They’ve kept the light on for Ronald Reagan, who isn’t coming back, instead of articulating a coherent philosophy of government and acting on that philosophy in Congress. That’s why in the Senate GOP curator Mitch McConnell avoids a direct confrontation with Democrats. He doesn’t have any confidence that what he promises on the campaign trail will work in actual practice and it shows.
Whatever Trump’s variety of conservatism — Kessler leans toward positioning Trump “along Coolidge lines” — our new president has the potential for continued electoral success by returning to former Republican policies followed during the ’20s.
Those policies include high protective tariffs, immigration tied to assimilation, tax cuts for infrastructure and the defense of American interests.
Personally, I’m not sure tariffs are the answer to the country’s competitive problems. I still remember what it was like to buy a car in the ’60s before Japanese and German competition forced Detroit to put a priority on quality instead of chrome. Protected industries have a tendency to become parasitic industries.
It’s Kessler’s belief those policies will allow conservatives/Republicans “to connect with millions of middle class voters previously ill-disposed to us.”

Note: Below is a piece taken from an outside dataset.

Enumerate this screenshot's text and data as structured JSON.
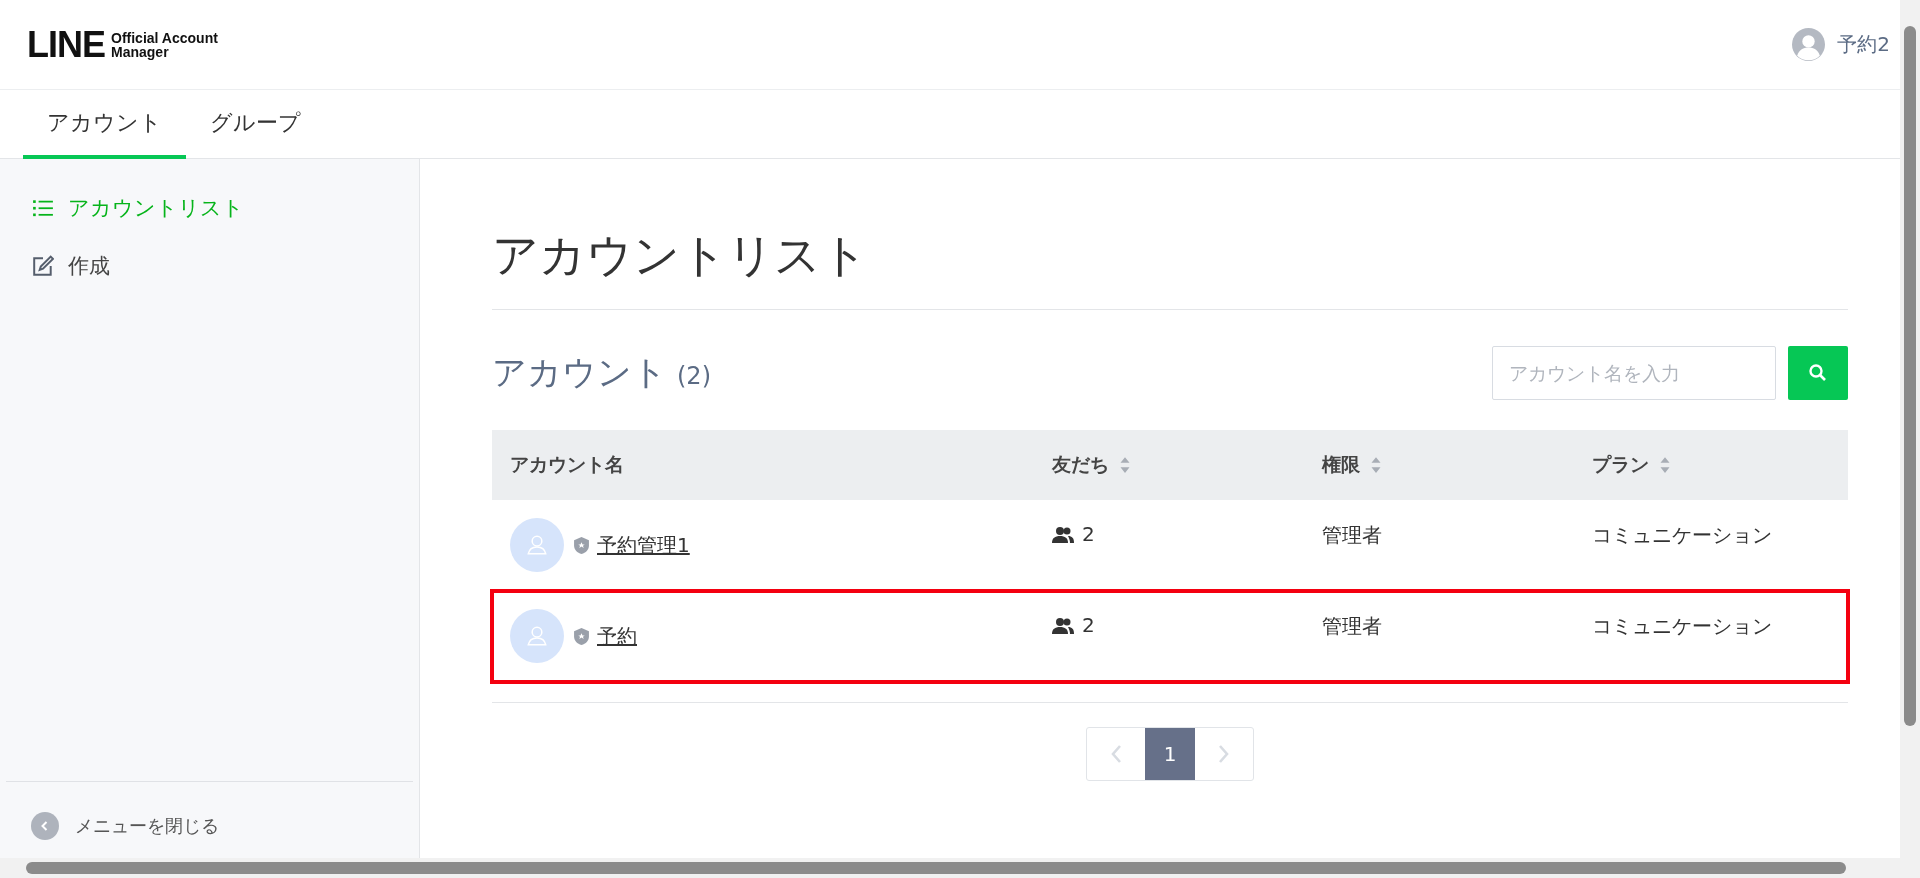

Before America can move back into Nirvana, there’s that pesky definition problem. The left can’t make up its mind and the right isn’t willing to take “yes” for an answer. At an earlier event Kesler pointed out the left has two contradictory avenues of attack on Trump. On one hand “he’s a buffoon, a clown, an over-active third grader off his Ritalin, who is by temperament and experience unfit to be president.” Or on the other “he’s a monster, racist and tyrant in waiting.”
Kesler’s wry judgment is “the two arguments are, however, in some tension.”
What no one foresaw was the chance the left would settle on the tyrant definition and establishment Republicans would embrace the clown characterization. Leaving Trump adrift, attacked on one side and heckled on the other, with only voters as his base of support.
One thing Kesler believes is that populism, as academics use the term, is not the best description of Trump’s philosophy. “Instead of ‘America First,’ it seems to be ‘Americans First.’ What he’s talking about is actually thinking of Americans as the sovereign masters of their own country who must be consulted ... and not the subjects of government benevolence.”
This is an important distinction to Kesler. “Consent of governed is part of constitutional democracy. It’s not necessarily populism.” If Trump is consistent there is the real possibility conservatism could be “liberated from the ideological debates that have grown stale over many decades and lead it back into a directly and positively American form of conservatism.”
Aside from Democrats who hate him and Republicans who loathe him, Trump faces systemic obstacles that may leave his American conservatism stillborn unless he puts forth a heroic long-term effort.
Here Kesler and the panel are not optimistic. First is the politically correct left with “zero tolerance” for him. The administrative state that’s declared war on him. And finally, a culture with 40 percent out-of-wedlock births producing federal spending that is labeled “insouciantly uncontrollable and the people ability to govern themselves seems to be in long-term decline.”
Michael Shannon is a commentator and public relations consultant, and is the author of “A Conservative Christian’s Guidebook for Living in Secular Times.” He can be reached at email@example.com.